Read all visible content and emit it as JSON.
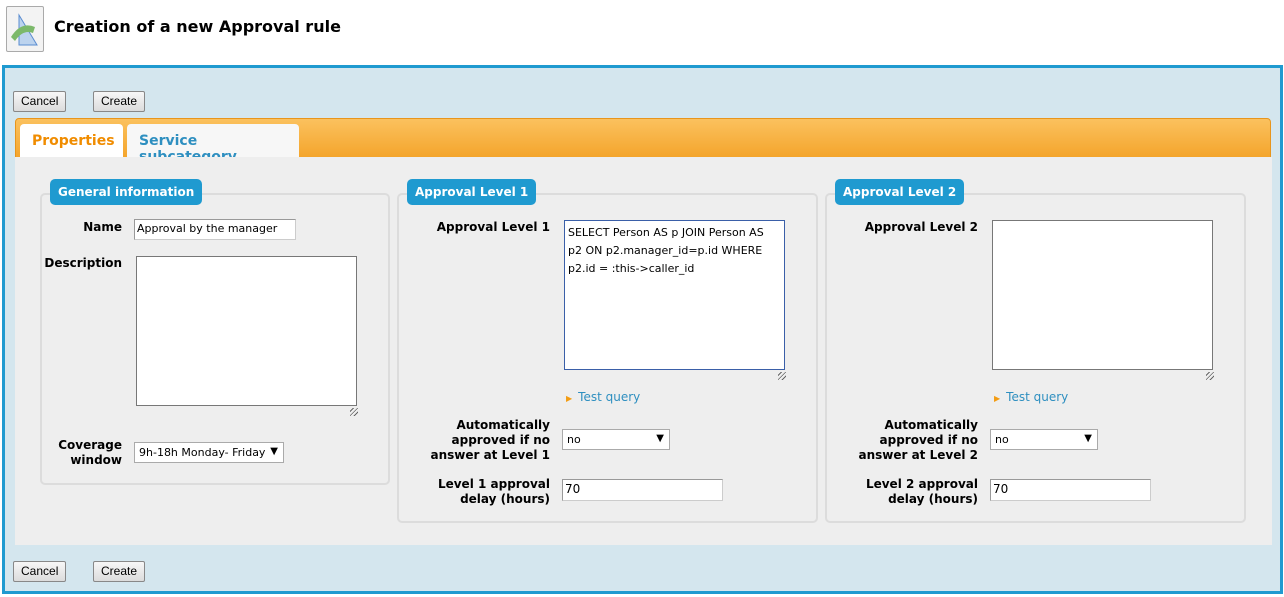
{
  "header": {
    "title": "Creation of a new Approval rule",
    "icon": "approval-rule-icon"
  },
  "toolbar": {
    "cancel_label": "Cancel",
    "create_label": "Create"
  },
  "tabs": [
    {
      "label": "Properties",
      "active": true
    },
    {
      "label": "Service subcategory",
      "active": false
    }
  ],
  "general": {
    "legend": "General information",
    "name_label": "Name",
    "name_value": "Approval by the manager",
    "description_label": "Description",
    "description_value": "",
    "coverage_label": "Coverage window",
    "coverage_value": "9h-18h Monday- Friday"
  },
  "level1": {
    "legend": "Approval Level 1",
    "query_label": "Approval Level 1",
    "query_value": "SELECT Person AS p JOIN Person AS p2 ON p2.manager_id=p.id WHERE p2.id = :this->caller_id",
    "test_query": "Test query",
    "auto_label": "Automatically approved if no answer at Level 1",
    "auto_value": "no",
    "delay_label": "Level 1 approval delay (hours)",
    "delay_value": "70"
  },
  "level2": {
    "legend": "Approval Level 2",
    "query_label": "Approval Level 2",
    "query_value": "",
    "test_query": "Test query",
    "auto_label": "Automatically approved if no answer at Level 2",
    "auto_value": "no",
    "delay_label": "Level 2 approval delay (hours)",
    "delay_value": "70"
  },
  "colors": {
    "accent": "#1f9ad0",
    "tab_bar": "#f4a52c",
    "active_tab_text": "#f08c00"
  }
}
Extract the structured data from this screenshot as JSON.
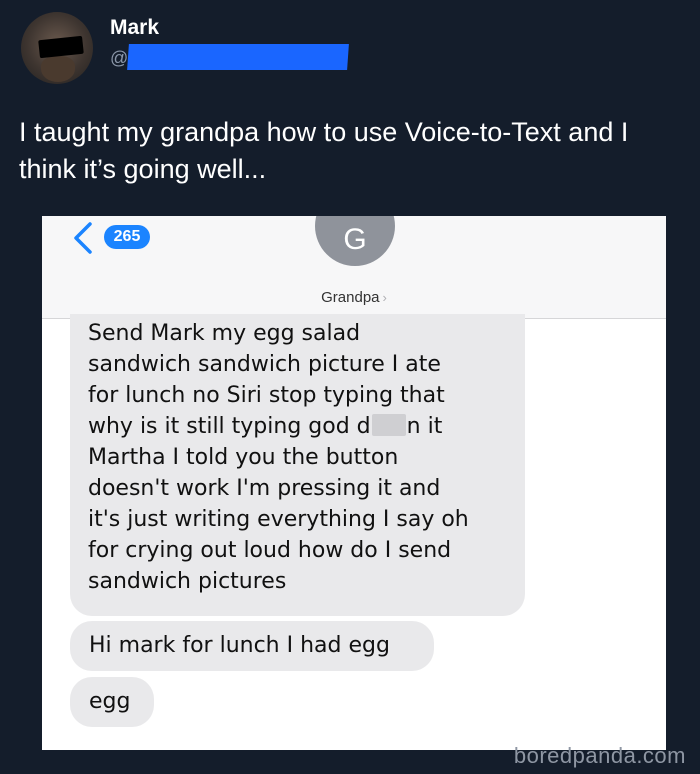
{
  "tweet": {
    "display_name": "Mark",
    "handle_prefix": "@",
    "text": "I taught my grandpa how to use Voice-to-Text and I think it’s going well..."
  },
  "screenshot": {
    "unread_count": "265",
    "contact_initial": "G",
    "contact_name": "Grandpa",
    "contact_chevron": "›",
    "messages": [
      {
        "lines": [
          "Send Mark my egg salad",
          "sandwich sandwich picture I ate",
          "for lunch no Siri stop typing that",
          [
            "why is it still typing god d",
            "n it"
          ],
          "Martha I told you the button",
          "doesn't work I'm pressing it and",
          "it's just writing everything I say oh",
          "for crying out loud how do I send",
          "sandwich pictures"
        ]
      },
      {
        "text": "Hi mark for lunch I had egg"
      },
      {
        "text": "egg"
      }
    ]
  },
  "watermark": "boredpanda.com",
  "colors": {
    "background": "#141d2b",
    "badge": "#1b84ff",
    "bubble": "#e9e9eb",
    "redaction": "#1a66ff"
  },
  "icons": [
    "back-chevron-icon",
    "contact-chevron-icon"
  ]
}
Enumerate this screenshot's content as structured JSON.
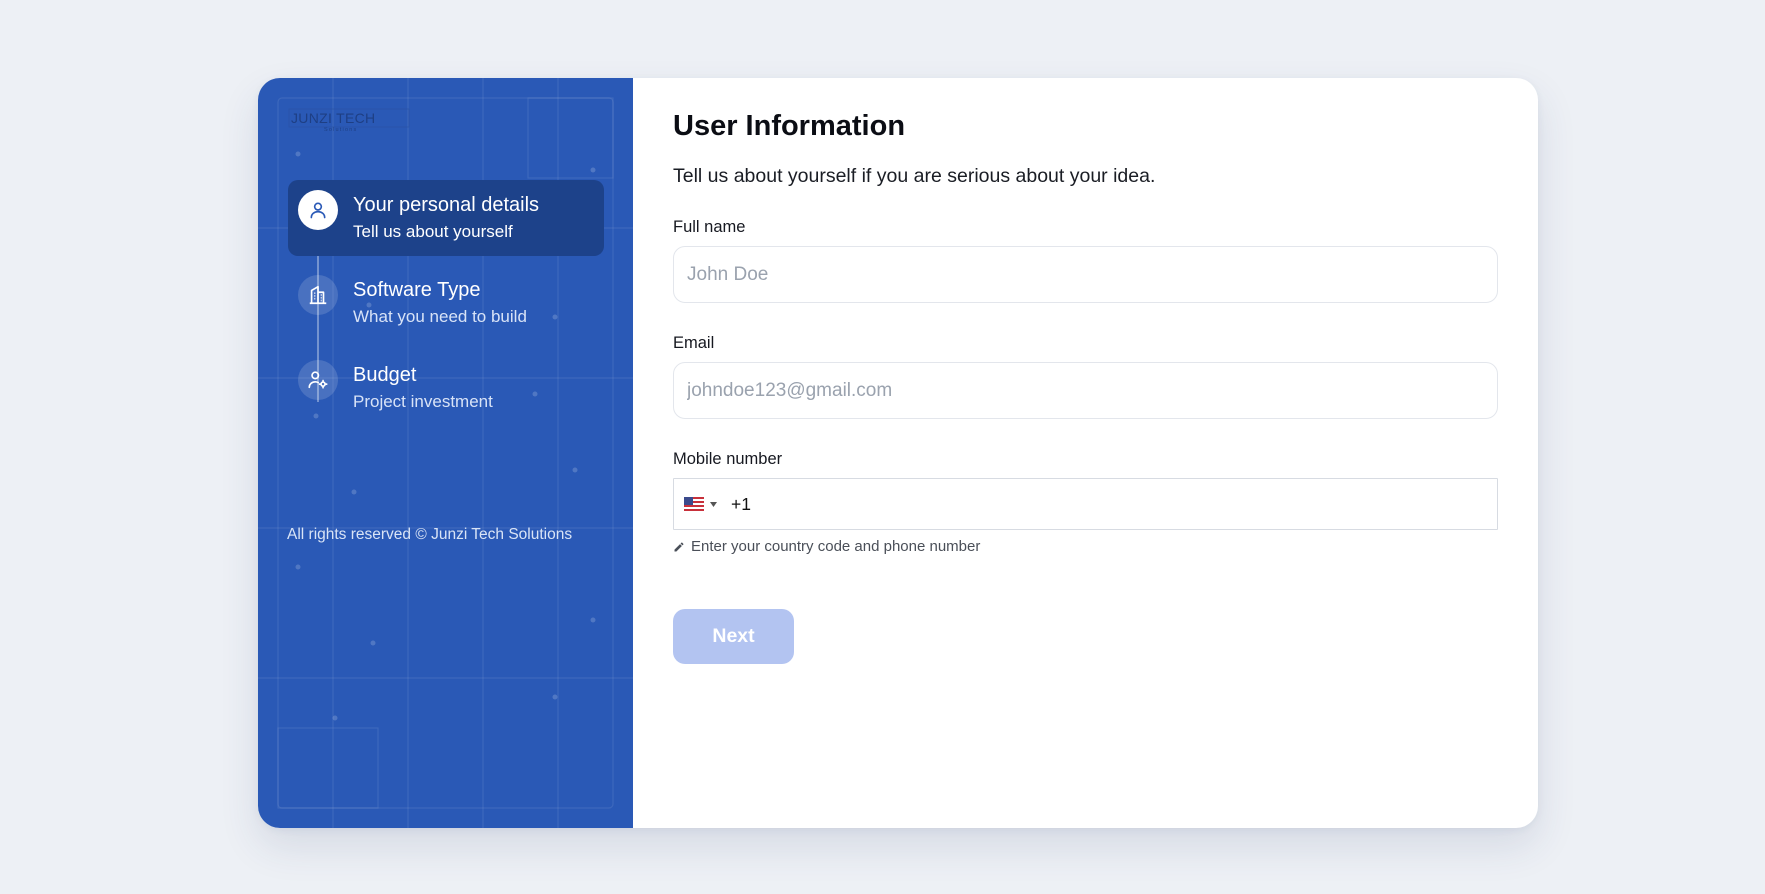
{
  "brand": {
    "logo_text": "JUNZI TECH",
    "logo_subtext": "Solutions"
  },
  "sidebar": {
    "steps": [
      {
        "title": "Your personal details",
        "subtitle": "Tell us about yourself",
        "icon": "user-icon",
        "active": true
      },
      {
        "title": "Software Type",
        "subtitle": "What you need to build",
        "icon": "building-icon",
        "active": false
      },
      {
        "title": "Budget",
        "subtitle": "Project investment",
        "icon": "user-settings-icon",
        "active": false
      }
    ],
    "footer": "All rights reserved © Junzi Tech Solutions"
  },
  "form": {
    "title": "User Information",
    "subtitle": "Tell us about yourself if you are serious about your idea.",
    "full_name": {
      "label": "Full name",
      "placeholder": "John Doe",
      "value": ""
    },
    "email": {
      "label": "Email",
      "placeholder": "johndoe123@gmail.com",
      "value": ""
    },
    "mobile": {
      "label": "Mobile number",
      "country": "US",
      "value": "+1",
      "hint": "Enter your country code and phone number"
    },
    "next_label": "Next"
  },
  "colors": {
    "page_bg": "#edf0f5",
    "sidebar_bg": "#2a59b6",
    "active_step_bg": "#1d428a",
    "next_button_disabled": "#b3c4f1"
  }
}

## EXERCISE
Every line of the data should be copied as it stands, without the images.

## YOUR RESPONSE
Read all visible content and emit it as JSON.
{
  "header": {
    "title": "Creation of a new Approval rule",
    "icon": "approval-rule-icon"
  },
  "toolbar": {
    "cancel_label": "Cancel",
    "create_label": "Create"
  },
  "tabs": [
    {
      "label": "Properties",
      "active": true
    },
    {
      "label": "Service subcategory",
      "active": false
    }
  ],
  "general": {
    "legend": "General information",
    "name_label": "Name",
    "name_value": "Approval by the manager",
    "description_label": "Description",
    "description_value": "",
    "coverage_label": "Coverage window",
    "coverage_value": "9h-18h Monday- Friday"
  },
  "level1": {
    "legend": "Approval Level 1",
    "query_label": "Approval Level 1",
    "query_value": "SELECT Person AS p JOIN Person AS p2 ON p2.manager_id=p.id WHERE p2.id = :this->caller_id",
    "test_query": "Test query",
    "auto_label": "Automatically approved if no answer at Level 1",
    "auto_value": "no",
    "delay_label": "Level 1 approval delay (hours)",
    "delay_value": "70"
  },
  "level2": {
    "legend": "Approval Level 2",
    "query_label": "Approval Level 2",
    "query_value": "",
    "test_query": "Test query",
    "auto_label": "Automatically approved if no answer at Level 2",
    "auto_value": "no",
    "delay_label": "Level 2 approval delay (hours)",
    "delay_value": "70"
  },
  "colors": {
    "accent": "#1f9ad0",
    "tab_bar": "#f4a52c",
    "active_tab_text": "#f08c00"
  }
}
Extract the structured data from this screenshot as JSON.
{
  "tweet": {
    "display_name": "Mark",
    "handle_prefix": "@",
    "text": "I taught my grandpa how to use Voice-to-Text and I think it’s going well..."
  },
  "screenshot": {
    "unread_count": "265",
    "contact_initial": "G",
    "contact_name": "Grandpa",
    "contact_chevron": "›",
    "messages": [
      {
        "lines": [
          "Send Mark my egg salad",
          "sandwich sandwich picture I ate",
          "for lunch no Siri stop typing that",
          [
            "why is it still typing god d",
            "n it"
          ],
          "Martha I told you the button",
          "doesn't work I'm pressing it and",
          "it's just writing everything I say oh",
          "for crying out loud how do I send",
          "sandwich pictures"
        ]
      },
      {
        "text": "Hi mark for lunch I had egg"
      },
      {
        "text": "egg"
      }
    ]
  },
  "watermark": "boredpanda.com",
  "colors": {
    "background": "#141d2b",
    "badge": "#1b84ff",
    "bubble": "#e9e9eb",
    "redaction": "#1a66ff"
  },
  "icons": [
    "back-chevron-icon",
    "contact-chevron-icon"
  ]
}
Enumerate this screenshot's content as structured JSON.
{
  "brand": {
    "logo_text": "JUNZI TECH",
    "logo_subtext": "Solutions"
  },
  "sidebar": {
    "steps": [
      {
        "title": "Your personal details",
        "subtitle": "Tell us about yourself",
        "icon": "user-icon",
        "active": true
      },
      {
        "title": "Software Type",
        "subtitle": "What you need to build",
        "icon": "building-icon",
        "active": false
      },
      {
        "title": "Budget",
        "subtitle": "Project investment",
        "icon": "user-settings-icon",
        "active": false
      }
    ],
    "footer": "All rights reserved © Junzi Tech Solutions"
  },
  "form": {
    "title": "User Information",
    "subtitle": "Tell us about yourself if you are serious about your idea.",
    "full_name": {
      "label": "Full name",
      "placeholder": "John Doe",
      "value": ""
    },
    "email": {
      "label": "Email",
      "placeholder": "johndoe123@gmail.com",
      "value": ""
    },
    "mobile": {
      "label": "Mobile number",
      "country": "US",
      "value": "+1",
      "hint": "Enter your country code and phone number"
    },
    "next_label": "Next"
  },
  "colors": {
    "page_bg": "#edf0f5",
    "sidebar_bg": "#2a59b6",
    "active_step_bg": "#1d428a",
    "next_button_disabled": "#b3c4f1"
  }
}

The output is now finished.